Readers can help us by contacting their local MP asking if they would support the awareness day and help get the message out their to their constituents. This will also help put pressure on the authorities to act and ensure this topic stays at the top of the political agenda. Only then will we see the change that is needed, and people can play an especially important part in making that happen.
Q) What should I do if I hit a cat?
A) We’d like people to think ‘Stop! Help! Report it’.
Firstly, drivers should stop as soon as is safe to do so and try to help the cat. If the cat is alive, they will need to a veterinarian straight away, and drivers will not incur any costs for doing so. Vets are obliged by law to administer pain relief and make the cat comfortable, in which time an owner can be located through their microchip to proceed with any further treatment needed. Care should be taken when lifting and transporting the cat, so as not to complicate any potential internal injuries. This can be done by simply by using a board of some kind, or even a jacket held taught which will act as a makeshift stretcher. If this is not possible, lift them with one hand under their hind legs and the other around their chest, making sure to keep the body as level as possible.
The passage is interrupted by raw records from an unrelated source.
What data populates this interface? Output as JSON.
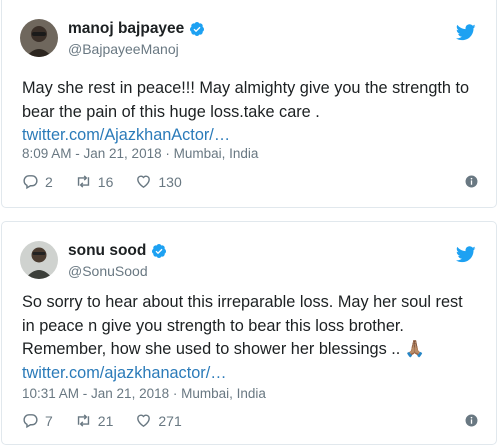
{
  "tweets": [
    {
      "name": "manoj bajpayee",
      "handle": "@BajpayeeManoj",
      "text": "May she rest in peace!!! May almighty give you the strength to bear the pain of this huge loss.take care .",
      "link": "twitter.com/AjazkhanActor/…",
      "timestamp": "8:09 AM - Jan 21, 2018 · Mumbai, India",
      "replies": "2",
      "retweets": "16",
      "likes": "130"
    },
    {
      "name": "sonu sood",
      "handle": "@SonuSood",
      "text": "So sorry to hear about this irreparable loss. May her soul rest in peace n give you strength to bear this loss brother. Remember, how she used to shower her blessings .. 🙏🏽",
      "link": "twitter.com/ajazkhanactor/…",
      "timestamp": "10:31 AM - Jan 21, 2018 · Mumbai, India",
      "replies": "7",
      "retweets": "21",
      "likes": "271"
    }
  ],
  "colors": {
    "brand": "#1da1f2",
    "link": "#2b7bb9",
    "muted": "#697882",
    "text": "#1c2022",
    "border": "#e1e8ed"
  },
  "icons": {
    "verified": "verified-badge-icon",
    "logo": "twitter-bird-icon",
    "reply": "reply-icon",
    "retweet": "retweet-icon",
    "like": "heart-icon",
    "info": "info-icon"
  }
}
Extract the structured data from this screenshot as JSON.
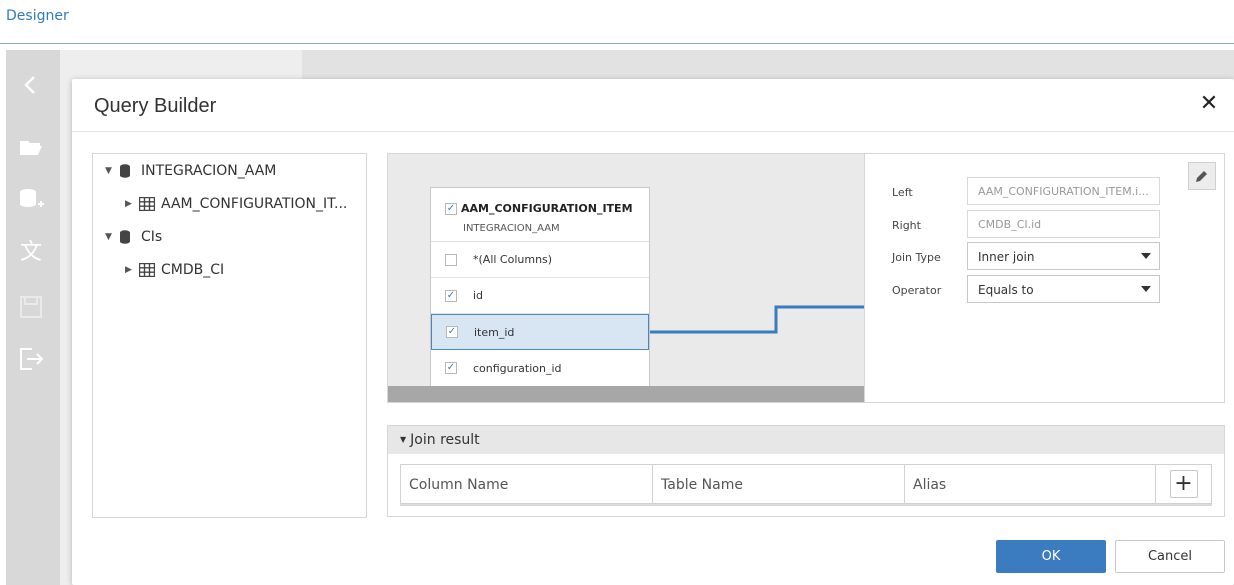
{
  "app": {
    "designer_link": "Designer"
  },
  "sidebar": {
    "icons": [
      "back-icon",
      "open-folder-icon",
      "add-datasource-icon",
      "translate-icon",
      "save-icon",
      "exit-icon"
    ]
  },
  "dialog": {
    "title": "Query Builder",
    "close": "✕"
  },
  "tree": {
    "items": [
      {
        "label": "INTEGRACION_AAM",
        "type": "database",
        "expanded": true
      },
      {
        "label": "AAM_CONFIGURATION_IT...",
        "type": "table",
        "expanded": false
      },
      {
        "label": "CIs",
        "type": "database",
        "expanded": true
      },
      {
        "label": "CMDB_CI",
        "type": "table",
        "expanded": false
      }
    ]
  },
  "diagram": {
    "table": {
      "name": "AAM_CONFIGURATION_ITEM",
      "source": "INTEGRACION_AAM",
      "columns": [
        {
          "label": "*(All Columns)",
          "checked": false,
          "selected": false
        },
        {
          "label": "id",
          "checked": true,
          "selected": false
        },
        {
          "label": "item_id",
          "checked": true,
          "selected": true
        },
        {
          "label": "configuration_id",
          "checked": true,
          "selected": false
        }
      ]
    }
  },
  "join_props": {
    "left_label": "Left",
    "left_value": "AAM_CONFIGURATION_ITEM.i...",
    "right_label": "Right",
    "right_value": "CMDB_CI.id",
    "join_type_label": "Join Type",
    "join_type_value": "Inner join",
    "operator_label": "Operator",
    "operator_value": "Equals to"
  },
  "join_result": {
    "title": "Join result",
    "columns": [
      "Column Name",
      "Table Name",
      "Alias"
    ],
    "add_label": "+"
  },
  "footer": {
    "ok": "OK",
    "cancel": "Cancel"
  },
  "colors": {
    "accent": "#3b7bbf",
    "connector": "#3b7bbf",
    "selected_row": "#d8e6f4"
  }
}
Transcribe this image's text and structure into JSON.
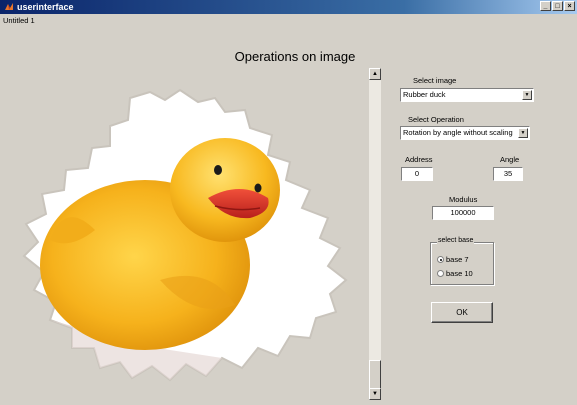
{
  "window": {
    "title": "userinterface",
    "document": "Untitled 1",
    "buttons": {
      "minimize": "_",
      "maximize": "□",
      "close": "×"
    }
  },
  "figure": {
    "title": "Operations on image",
    "image": "rubber-duck-in-fractal-frame"
  },
  "panel": {
    "select_image_label": "Select image",
    "select_image_value": "Rubber duck",
    "select_operation_label": "Select Operation",
    "select_operation_value": "Rotation by angle without scaling",
    "address_label": "Address",
    "address_value": "0",
    "angle_label": "Angle",
    "angle_value": "35",
    "modulus_label": "Modulus",
    "modulus_value": "100000",
    "base_group_label": "select base",
    "base_options": [
      {
        "label": "base 7",
        "selected": true
      },
      {
        "label": "base 10",
        "selected": false
      }
    ],
    "ok_label": "OK"
  },
  "icons": {
    "app": "matlab-logo-icon",
    "scroll_up": "▲",
    "scroll_down": "▼",
    "dropdown": "▼"
  }
}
If the cat is sadly deceased, a vet will still accept the body and will scan for a microchip and notify the owners of their pet’s unfortunate fate. Some people may encounter a problem taking the cat to a vets, in situations such as out of hours, or perhaps the cat ran off, but we would like people to know there are still a number of options people can try. Knocking on surrounding houses is likely to find details of where the cat lives, and the family can then retrieve their cat or understand what has happened and put together a search party to find them. If this is not possible, there are organizations such as Scan Angels, who can attend the scene to check for a chip. There are out of hours veterinary practices where cats can be taken out of hours, but another option could be to retain the cat’s body until normal practice hours. This can be done by simply placing the cat in a box/bag/coat until morning, but drivers must be conscious not to leave the cat anywhere where it might be confused for rubbish, such as a box or plastic bag, and ensure the cat is safe from wildlife.
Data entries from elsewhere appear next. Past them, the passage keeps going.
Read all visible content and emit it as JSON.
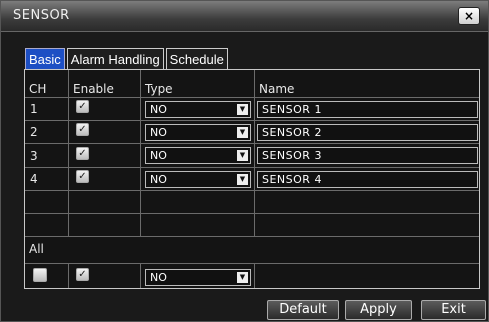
{
  "window": {
    "title": "SENSOR",
    "close_label": "×"
  },
  "tabs": [
    {
      "label": "Basic",
      "active": true
    },
    {
      "label": "Alarm Handling",
      "active": false
    },
    {
      "label": "Schedule",
      "active": false
    }
  ],
  "table": {
    "headers": {
      "ch": "CH",
      "enable": "Enable",
      "type": "Type",
      "name": "Name"
    },
    "rows": [
      {
        "ch": "1",
        "enabled": true,
        "type": "NO",
        "name": "SENSOR 1"
      },
      {
        "ch": "2",
        "enabled": true,
        "type": "NO",
        "name": "SENSOR 2"
      },
      {
        "ch": "3",
        "enabled": true,
        "type": "NO",
        "name": "SENSOR 3"
      },
      {
        "ch": "4",
        "enabled": true,
        "type": "NO",
        "name": "SENSOR 4"
      }
    ]
  },
  "all_row": {
    "label": "All",
    "select_checked": false,
    "enabled": true,
    "type": "NO"
  },
  "buttons": {
    "default": "Default",
    "apply": "Apply",
    "exit": "Exit"
  },
  "colors": {
    "active_tab": "#1d4fc4",
    "background": "#1a1a1a"
  },
  "icons": {
    "checkbox_check": "✓",
    "dropdown_arrow": "▼"
  }
}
We just simply want drivers to know that cats do matter, and they should be conscious of the pain such a small creature can go through when hit at speed by such a large vehicle, but also know that they play a crucial role in limiting their pain and suffering simply by stopping to help. Not only that, but there will be a family somewhere who will be counting on them to do the right thing in either saving their beloved pet, or at least giving them the opportunity to say goodbye and have closure. Even for those drivers who care very little for cats and don’t appreciate their worth, we ask they place themselves in a position where they were counting on someone to save something they care deeply about, and act how they would want that person to act for them.
For more information and lots of useful advice, visit www.catsmatter.org